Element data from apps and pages
-*-*-

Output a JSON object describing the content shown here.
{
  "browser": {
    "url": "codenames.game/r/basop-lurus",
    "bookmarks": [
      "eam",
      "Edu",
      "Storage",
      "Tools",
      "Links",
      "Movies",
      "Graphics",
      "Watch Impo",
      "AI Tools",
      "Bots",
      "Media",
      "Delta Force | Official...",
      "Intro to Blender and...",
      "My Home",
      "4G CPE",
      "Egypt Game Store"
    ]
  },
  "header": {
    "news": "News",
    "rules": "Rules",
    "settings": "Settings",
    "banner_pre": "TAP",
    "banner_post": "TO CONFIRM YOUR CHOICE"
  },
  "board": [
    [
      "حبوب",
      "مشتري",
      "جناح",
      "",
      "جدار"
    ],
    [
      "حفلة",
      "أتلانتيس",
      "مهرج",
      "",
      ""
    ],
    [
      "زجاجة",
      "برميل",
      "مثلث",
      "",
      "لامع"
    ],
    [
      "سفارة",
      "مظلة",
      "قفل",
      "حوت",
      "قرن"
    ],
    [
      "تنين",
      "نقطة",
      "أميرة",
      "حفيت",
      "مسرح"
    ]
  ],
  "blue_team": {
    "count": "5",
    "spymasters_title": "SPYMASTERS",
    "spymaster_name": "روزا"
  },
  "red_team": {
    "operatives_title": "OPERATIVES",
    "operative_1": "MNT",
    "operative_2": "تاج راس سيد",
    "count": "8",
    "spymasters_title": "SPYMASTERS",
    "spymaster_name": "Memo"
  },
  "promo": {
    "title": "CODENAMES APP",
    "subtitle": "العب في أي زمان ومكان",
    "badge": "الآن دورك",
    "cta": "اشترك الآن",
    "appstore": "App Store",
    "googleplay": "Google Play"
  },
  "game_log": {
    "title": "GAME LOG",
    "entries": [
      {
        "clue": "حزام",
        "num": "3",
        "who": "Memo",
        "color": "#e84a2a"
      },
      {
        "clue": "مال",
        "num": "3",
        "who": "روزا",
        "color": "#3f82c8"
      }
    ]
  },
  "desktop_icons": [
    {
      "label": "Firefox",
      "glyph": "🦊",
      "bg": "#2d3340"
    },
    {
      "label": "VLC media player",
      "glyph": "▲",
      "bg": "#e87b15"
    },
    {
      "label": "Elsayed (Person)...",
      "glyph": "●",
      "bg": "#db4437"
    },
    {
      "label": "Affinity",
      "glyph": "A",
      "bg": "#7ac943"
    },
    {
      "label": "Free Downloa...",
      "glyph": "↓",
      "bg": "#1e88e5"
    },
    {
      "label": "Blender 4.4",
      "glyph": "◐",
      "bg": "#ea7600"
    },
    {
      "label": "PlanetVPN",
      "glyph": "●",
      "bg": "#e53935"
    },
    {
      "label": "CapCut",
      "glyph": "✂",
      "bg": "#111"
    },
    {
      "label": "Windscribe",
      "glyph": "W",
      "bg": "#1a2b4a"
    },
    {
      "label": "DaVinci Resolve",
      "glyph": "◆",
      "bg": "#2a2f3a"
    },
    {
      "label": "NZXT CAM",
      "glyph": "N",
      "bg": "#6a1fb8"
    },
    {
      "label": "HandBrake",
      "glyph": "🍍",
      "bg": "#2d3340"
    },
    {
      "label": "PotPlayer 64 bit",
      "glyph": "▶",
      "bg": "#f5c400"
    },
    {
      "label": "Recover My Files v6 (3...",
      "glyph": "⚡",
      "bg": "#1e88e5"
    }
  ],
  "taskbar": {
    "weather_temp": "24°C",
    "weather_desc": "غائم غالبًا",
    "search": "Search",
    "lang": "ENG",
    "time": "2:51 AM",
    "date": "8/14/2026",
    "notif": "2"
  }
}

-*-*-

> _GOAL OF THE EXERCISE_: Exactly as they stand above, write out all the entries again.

> _WRITTEN SOLUTION_:
Output a JSON object describing the content shown here.
{
  "browser": {
    "url": "codenames.game/r/basop-lurus",
    "bookmarks": [
      "eam",
      "Edu",
      "Storage",
      "Tools",
      "Links",
      "Movies",
      "Graphics",
      "Watch Impo",
      "AI Tools",
      "Bots",
      "Media",
      "Delta Force | Official...",
      "Intro to Blender and...",
      "My Home",
      "4G CPE",
      "Egypt Game Store"
    ]
  },
  "header": {
    "news": "News",
    "rules": "Rules",
    "settings": "Settings",
    "banner_pre": "TAP",
    "banner_post": "TO CONFIRM YOUR CHOICE"
  },
  "board": [
    [
      "حبوب",
      "مشتري",
      "جناح",
      "",
      "جدار"
    ],
    [
      "حفلة",
      "أتلانتيس",
      "مهرج",
      "",
      ""
    ],
    [
      "زجاجة",
      "برميل",
      "مثلث",
      "",
      "لامع"
    ],
    [
      "سفارة",
      "مظلة",
      "قفل",
      "حوت",
      "قرن"
    ],
    [
      "تنين",
      "نقطة",
      "أميرة",
      "حفيت",
      "مسرح"
    ]
  ],
  "blue_team": {
    "count": "5",
    "spymasters_title": "SPYMASTERS",
    "spymaster_name": "روزا"
  },
  "red_team": {
    "operatives_title": "OPERATIVES",
    "operative_1": "MNT",
    "operative_2": "تاج راس سيد",
    "count": "8",
    "spymasters_title": "SPYMASTERS",
    "spymaster_name": "Memo"
  },
  "promo": {
    "title": "CODENAMES APP",
    "subtitle": "العب في أي زمان ومكان",
    "badge": "الآن دورك",
    "cta": "اشترك الآن",
    "appstore": "App Store",
    "googleplay": "Google Play"
  },
  "game_log": {
    "title": "GAME LOG",
    "entries": [
      {
        "clue": "حزام",
        "num": "3",
        "who": "Memo",
        "color": "#e84a2a"
      },
      {
        "clue": "مال",
        "num": "3",
        "who": "روزا",
        "color": "#3f82c8"
      }
    ]
  },
  "desktop_icons": [
    {
      "label": "Firefox",
      "glyph": "🦊",
      "bg": "#2d3340"
    },
    {
      "label": "VLC media player",
      "glyph": "▲",
      "bg": "#e87b15"
    },
    {
      "label": "Elsayed (Person)...",
      "glyph": "●",
      "bg": "#db4437"
    },
    {
      "label": "Affinity",
      "glyph": "A",
      "bg": "#7ac943"
    },
    {
      "label": "Free Downloa...",
      "glyph": "↓",
      "bg": "#1e88e5"
    },
    {
      "label": "Blender 4.4",
      "glyph": "◐",
      "bg": "#ea7600"
    },
    {
      "label": "PlanetVPN",
      "glyph": "●",
      "bg": "#e53935"
    },
    {
      "label": "CapCut",
      "glyph": "✂",
      "bg": "#111"
    },
    {
      "label": "Windscribe",
      "glyph": "W",
      "bg": "#1a2b4a"
    },
    {
      "label": "DaVinci Resolve",
      "glyph": "◆",
      "bg": "#2a2f3a"
    },
    {
      "label": "NZXT CAM",
      "glyph": "N",
      "bg": "#6a1fb8"
    },
    {
      "label": "HandBrake",
      "glyph": "🍍",
      "bg": "#2d3340"
    },
    {
      "label": "PotPlayer 64 bit",
      "glyph": "▶",
      "bg": "#f5c400"
    },
    {
      "label": "Recover My Files v6 (3...",
      "glyph": "⚡",
      "bg": "#1e88e5"
    }
  ],
  "taskbar": {
    "weather_temp": "24°C",
    "weather_desc": "غائم غالبًا",
    "search": "Search",
    "lang": "ENG",
    "time": "2:51 AM",
    "date": "8/14/2026",
    "notif": "2"
  }
}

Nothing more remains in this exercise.